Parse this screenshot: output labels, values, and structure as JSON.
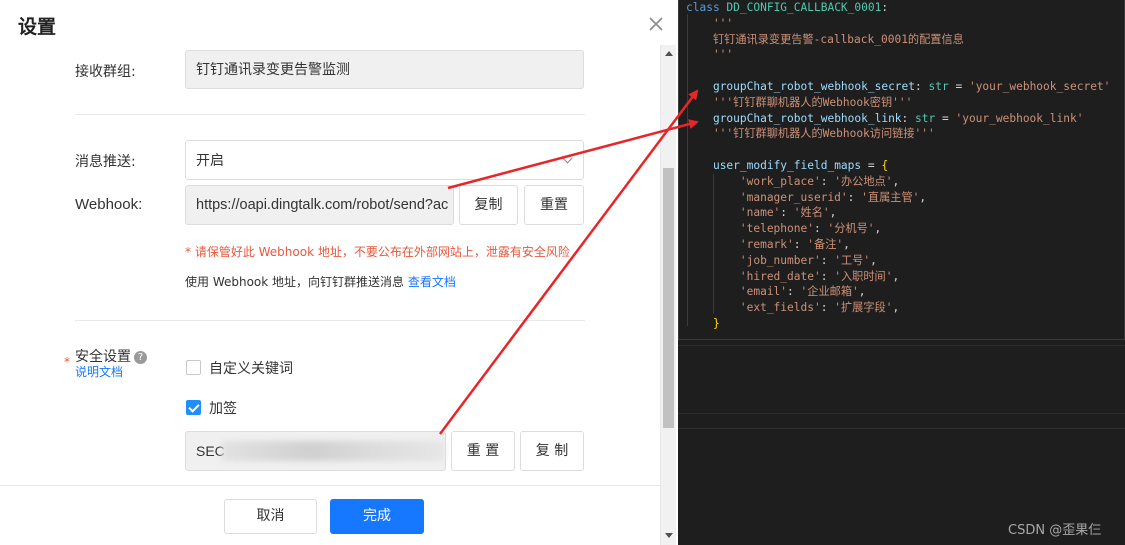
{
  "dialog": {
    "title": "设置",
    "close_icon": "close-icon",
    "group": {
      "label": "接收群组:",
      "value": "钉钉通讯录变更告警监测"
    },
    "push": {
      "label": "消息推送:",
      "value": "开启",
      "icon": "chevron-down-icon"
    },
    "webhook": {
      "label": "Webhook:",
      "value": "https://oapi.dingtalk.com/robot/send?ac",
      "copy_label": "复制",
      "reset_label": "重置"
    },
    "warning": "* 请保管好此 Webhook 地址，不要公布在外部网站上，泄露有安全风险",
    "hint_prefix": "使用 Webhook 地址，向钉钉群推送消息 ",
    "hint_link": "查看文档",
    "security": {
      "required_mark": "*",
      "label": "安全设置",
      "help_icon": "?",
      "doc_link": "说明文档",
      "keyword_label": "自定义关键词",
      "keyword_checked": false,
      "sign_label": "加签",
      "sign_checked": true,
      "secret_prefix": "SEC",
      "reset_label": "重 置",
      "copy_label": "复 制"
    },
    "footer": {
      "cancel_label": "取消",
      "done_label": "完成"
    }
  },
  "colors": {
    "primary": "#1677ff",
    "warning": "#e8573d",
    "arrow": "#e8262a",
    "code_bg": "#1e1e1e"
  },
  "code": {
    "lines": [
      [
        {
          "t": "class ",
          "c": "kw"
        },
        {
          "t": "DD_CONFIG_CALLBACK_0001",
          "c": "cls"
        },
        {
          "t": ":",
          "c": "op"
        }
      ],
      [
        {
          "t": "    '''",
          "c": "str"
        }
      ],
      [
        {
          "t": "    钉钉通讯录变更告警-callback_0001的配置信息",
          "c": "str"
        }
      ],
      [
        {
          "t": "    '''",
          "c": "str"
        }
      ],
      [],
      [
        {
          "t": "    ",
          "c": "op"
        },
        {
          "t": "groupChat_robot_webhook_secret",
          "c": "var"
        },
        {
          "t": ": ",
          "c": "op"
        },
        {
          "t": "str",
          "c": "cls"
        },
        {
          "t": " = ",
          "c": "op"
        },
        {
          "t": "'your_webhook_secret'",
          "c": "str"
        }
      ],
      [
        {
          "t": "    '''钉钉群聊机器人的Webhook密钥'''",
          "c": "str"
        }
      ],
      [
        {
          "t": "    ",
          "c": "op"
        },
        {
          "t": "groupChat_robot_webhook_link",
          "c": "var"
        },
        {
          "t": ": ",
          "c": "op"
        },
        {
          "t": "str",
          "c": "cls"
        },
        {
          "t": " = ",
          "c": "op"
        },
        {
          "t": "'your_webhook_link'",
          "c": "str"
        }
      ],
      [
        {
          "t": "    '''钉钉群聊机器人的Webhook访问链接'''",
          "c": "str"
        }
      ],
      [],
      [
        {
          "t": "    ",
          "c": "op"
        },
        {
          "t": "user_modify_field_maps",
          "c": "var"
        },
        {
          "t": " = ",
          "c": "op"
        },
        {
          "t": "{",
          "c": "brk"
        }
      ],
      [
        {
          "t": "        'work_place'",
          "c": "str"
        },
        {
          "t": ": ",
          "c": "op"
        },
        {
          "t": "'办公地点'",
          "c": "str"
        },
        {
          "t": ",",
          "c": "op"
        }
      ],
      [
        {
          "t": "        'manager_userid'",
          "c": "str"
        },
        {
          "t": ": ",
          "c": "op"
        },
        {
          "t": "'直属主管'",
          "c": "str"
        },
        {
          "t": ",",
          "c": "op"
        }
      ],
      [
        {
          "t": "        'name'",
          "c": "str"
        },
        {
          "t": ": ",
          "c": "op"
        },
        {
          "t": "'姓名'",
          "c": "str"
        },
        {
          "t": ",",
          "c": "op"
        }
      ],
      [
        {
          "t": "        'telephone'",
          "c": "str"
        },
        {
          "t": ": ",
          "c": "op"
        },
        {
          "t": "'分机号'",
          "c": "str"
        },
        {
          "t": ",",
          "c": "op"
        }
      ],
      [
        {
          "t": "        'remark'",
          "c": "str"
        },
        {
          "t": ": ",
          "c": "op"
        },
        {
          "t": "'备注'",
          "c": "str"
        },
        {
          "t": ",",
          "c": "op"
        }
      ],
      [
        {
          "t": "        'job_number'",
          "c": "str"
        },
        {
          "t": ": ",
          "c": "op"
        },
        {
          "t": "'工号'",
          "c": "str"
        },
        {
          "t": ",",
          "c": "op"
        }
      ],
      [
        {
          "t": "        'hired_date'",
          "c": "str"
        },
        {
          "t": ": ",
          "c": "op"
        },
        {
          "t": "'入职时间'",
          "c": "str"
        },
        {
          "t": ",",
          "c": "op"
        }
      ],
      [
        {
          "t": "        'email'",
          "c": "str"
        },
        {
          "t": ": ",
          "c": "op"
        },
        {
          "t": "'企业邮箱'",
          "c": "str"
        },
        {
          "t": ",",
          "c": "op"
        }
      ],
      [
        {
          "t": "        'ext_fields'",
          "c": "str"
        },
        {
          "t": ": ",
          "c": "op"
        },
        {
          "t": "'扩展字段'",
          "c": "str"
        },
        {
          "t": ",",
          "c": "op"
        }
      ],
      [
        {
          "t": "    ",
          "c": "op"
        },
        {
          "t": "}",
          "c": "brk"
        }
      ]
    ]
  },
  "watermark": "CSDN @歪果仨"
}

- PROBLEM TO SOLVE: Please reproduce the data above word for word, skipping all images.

- ANSWER TO THIS EXERCISE:
Parse this screenshot: output labels, values, and structure as JSON.
{
  "dialog": {
    "title": "设置",
    "close_icon": "close-icon",
    "group": {
      "label": "接收群组:",
      "value": "钉钉通讯录变更告警监测"
    },
    "push": {
      "label": "消息推送:",
      "value": "开启",
      "icon": "chevron-down-icon"
    },
    "webhook": {
      "label": "Webhook:",
      "value": "https://oapi.dingtalk.com/robot/send?ac",
      "copy_label": "复制",
      "reset_label": "重置"
    },
    "warning": "* 请保管好此 Webhook 地址，不要公布在外部网站上，泄露有安全风险",
    "hint_prefix": "使用 Webhook 地址，向钉钉群推送消息 ",
    "hint_link": "查看文档",
    "security": {
      "required_mark": "*",
      "label": "安全设置",
      "help_icon": "?",
      "doc_link": "说明文档",
      "keyword_label": "自定义关键词",
      "keyword_checked": false,
      "sign_label": "加签",
      "sign_checked": true,
      "secret_prefix": "SEC",
      "reset_label": "重 置",
      "copy_label": "复 制"
    },
    "footer": {
      "cancel_label": "取消",
      "done_label": "完成"
    }
  },
  "colors": {
    "primary": "#1677ff",
    "warning": "#e8573d",
    "arrow": "#e8262a",
    "code_bg": "#1e1e1e"
  },
  "code": {
    "lines": [
      [
        {
          "t": "class ",
          "c": "kw"
        },
        {
          "t": "DD_CONFIG_CALLBACK_0001",
          "c": "cls"
        },
        {
          "t": ":",
          "c": "op"
        }
      ],
      [
        {
          "t": "    '''",
          "c": "str"
        }
      ],
      [
        {
          "t": "    钉钉通讯录变更告警-callback_0001的配置信息",
          "c": "str"
        }
      ],
      [
        {
          "t": "    '''",
          "c": "str"
        }
      ],
      [],
      [
        {
          "t": "    ",
          "c": "op"
        },
        {
          "t": "groupChat_robot_webhook_secret",
          "c": "var"
        },
        {
          "t": ": ",
          "c": "op"
        },
        {
          "t": "str",
          "c": "cls"
        },
        {
          "t": " = ",
          "c": "op"
        },
        {
          "t": "'your_webhook_secret'",
          "c": "str"
        }
      ],
      [
        {
          "t": "    '''钉钉群聊机器人的Webhook密钥'''",
          "c": "str"
        }
      ],
      [
        {
          "t": "    ",
          "c": "op"
        },
        {
          "t": "groupChat_robot_webhook_link",
          "c": "var"
        },
        {
          "t": ": ",
          "c": "op"
        },
        {
          "t": "str",
          "c": "cls"
        },
        {
          "t": " = ",
          "c": "op"
        },
        {
          "t": "'your_webhook_link'",
          "c": "str"
        }
      ],
      [
        {
          "t": "    '''钉钉群聊机器人的Webhook访问链接'''",
          "c": "str"
        }
      ],
      [],
      [
        {
          "t": "    ",
          "c": "op"
        },
        {
          "t": "user_modify_field_maps",
          "c": "var"
        },
        {
          "t": " = ",
          "c": "op"
        },
        {
          "t": "{",
          "c": "brk"
        }
      ],
      [
        {
          "t": "        'work_place'",
          "c": "str"
        },
        {
          "t": ": ",
          "c": "op"
        },
        {
          "t": "'办公地点'",
          "c": "str"
        },
        {
          "t": ",",
          "c": "op"
        }
      ],
      [
        {
          "t": "        'manager_userid'",
          "c": "str"
        },
        {
          "t": ": ",
          "c": "op"
        },
        {
          "t": "'直属主管'",
          "c": "str"
        },
        {
          "t": ",",
          "c": "op"
        }
      ],
      [
        {
          "t": "        'name'",
          "c": "str"
        },
        {
          "t": ": ",
          "c": "op"
        },
        {
          "t": "'姓名'",
          "c": "str"
        },
        {
          "t": ",",
          "c": "op"
        }
      ],
      [
        {
          "t": "        'telephone'",
          "c": "str"
        },
        {
          "t": ": ",
          "c": "op"
        },
        {
          "t": "'分机号'",
          "c": "str"
        },
        {
          "t": ",",
          "c": "op"
        }
      ],
      [
        {
          "t": "        'remark'",
          "c": "str"
        },
        {
          "t": ": ",
          "c": "op"
        },
        {
          "t": "'备注'",
          "c": "str"
        },
        {
          "t": ",",
          "c": "op"
        }
      ],
      [
        {
          "t": "        'job_number'",
          "c": "str"
        },
        {
          "t": ": ",
          "c": "op"
        },
        {
          "t": "'工号'",
          "c": "str"
        },
        {
          "t": ",",
          "c": "op"
        }
      ],
      [
        {
          "t": "        'hired_date'",
          "c": "str"
        },
        {
          "t": ": ",
          "c": "op"
        },
        {
          "t": "'入职时间'",
          "c": "str"
        },
        {
          "t": ",",
          "c": "op"
        }
      ],
      [
        {
          "t": "        'email'",
          "c": "str"
        },
        {
          "t": ": ",
          "c": "op"
        },
        {
          "t": "'企业邮箱'",
          "c": "str"
        },
        {
          "t": ",",
          "c": "op"
        }
      ],
      [
        {
          "t": "        'ext_fields'",
          "c": "str"
        },
        {
          "t": ": ",
          "c": "op"
        },
        {
          "t": "'扩展字段'",
          "c": "str"
        },
        {
          "t": ",",
          "c": "op"
        }
      ],
      [
        {
          "t": "    ",
          "c": "op"
        },
        {
          "t": "}",
          "c": "brk"
        }
      ]
    ]
  },
  "watermark": "CSDN @歪果仨"
}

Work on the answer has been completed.